  4. Use babel to transpile the code to something supported, unfortunately no form of exporting at all is allowed.
  5. Don’t unit test it. This would work but if not unit testing something is the easy option (when isn’t it?!) it should probably be unit tested as there is some inherent complexity or lack of observability there. Also, it was a challenge by now that I wanted to solve and would undoubtedly learn something along the way.

An approach to unit-testing Cloudfront Functions

First I came across the rewire module but that only supports up to ES5 syntax and Cloudfront Functions blends syntax/features support from ES5, ES6, ES7 and beyond. Looking further afield I found a babel plugin called babel-plugin-rewire that brings the approach of rewire a bit more up to date.

My babel config looks like this:

module.exports = {
  presets: [["@babel/preset-env", { targets: { node: "current" } }]],
  // Only invoke rewire when tests are running
  plugins: process.env.NODE_ENV === "test" ? ["rewire"] : [],

I only want the plugin to run in a test environment, it takes quite invasive actions and I don’t want the possible side effects of that anywhere near production code. If I had more things to test (I don’t) I could also target the plugin only at my Cloudfront Function test files.

And my test setup looks like this:

import myModule from "./myModule";

describe("myModule tests", () => {
    it("should do some stuff", () => {
      // Arrange
      // Get unexported function
      const unexportedFunc = myModule.__get__("functionName");

      // Act
      const res = unexportedFunc();

      // Assert some stuff

The benefits

Though the Cloudfront Function runtime still restricts the syntax and features that I use this babel-plugin-rewire gives me a decent amount more flexibility with how I can write the functions.

Using the approach of rewire means that I have what is hopefully a reliable and supported method of testing my functions in this way.

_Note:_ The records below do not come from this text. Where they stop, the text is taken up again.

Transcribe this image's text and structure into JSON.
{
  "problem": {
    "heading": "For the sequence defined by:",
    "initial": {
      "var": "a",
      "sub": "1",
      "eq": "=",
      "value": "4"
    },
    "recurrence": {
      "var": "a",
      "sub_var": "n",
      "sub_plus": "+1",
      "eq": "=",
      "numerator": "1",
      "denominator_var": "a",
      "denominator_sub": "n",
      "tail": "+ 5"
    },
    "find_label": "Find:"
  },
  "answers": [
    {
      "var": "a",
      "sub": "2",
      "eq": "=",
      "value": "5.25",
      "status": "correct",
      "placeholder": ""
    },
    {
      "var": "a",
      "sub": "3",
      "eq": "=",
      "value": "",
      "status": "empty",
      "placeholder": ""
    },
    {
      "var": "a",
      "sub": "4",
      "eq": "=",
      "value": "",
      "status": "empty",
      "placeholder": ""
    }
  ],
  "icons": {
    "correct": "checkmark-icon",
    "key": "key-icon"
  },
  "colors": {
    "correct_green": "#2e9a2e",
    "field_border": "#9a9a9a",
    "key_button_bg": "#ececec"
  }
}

When reading around I came across suggestions of reading the string contents of the file and using eval or Node’s vm to run it. This seems brittle, makes test setup pretty complex and are harder to reason about when I come back to the test code.

Some downsides

Babel had to be added to the project which is considerably more complex than adding the average dependency. Ideally that wouldn’t have been required, particularly as it is only being used by jest to run tests. Having said that, babel wasn’t really a necessity as I could have written my functions in entirely ES5 syntax but I didn’t want to. I value the developer experience as well as the speed and ease with which I can make changes to the site as required, this felt like the best way to facilitate both of those things.

Not all functions can be accessed even when using this approach and I don’t know why. The only mention I’ve found of this is this issue but there is no official response or progress. If super simple/light functions are untestable they are hopefully simple enough that the value of unit testing them is minimal. Testing them by testing other code that consumes them shouldn’t add too much complexity.


It took some reading and thinking around the problem to figure out the best way to unit test my Cloudfront Functions but I’ve implemented a solution I’m happy with. I’ve not worked on any commercial projects that have utilised Cloudfront Functions yet but hopefully save some time with this approach than having to solve the same challenge.

Get in contact

If you have comments, questions or better ways to do anything that I have discussed in this post then please get in contact.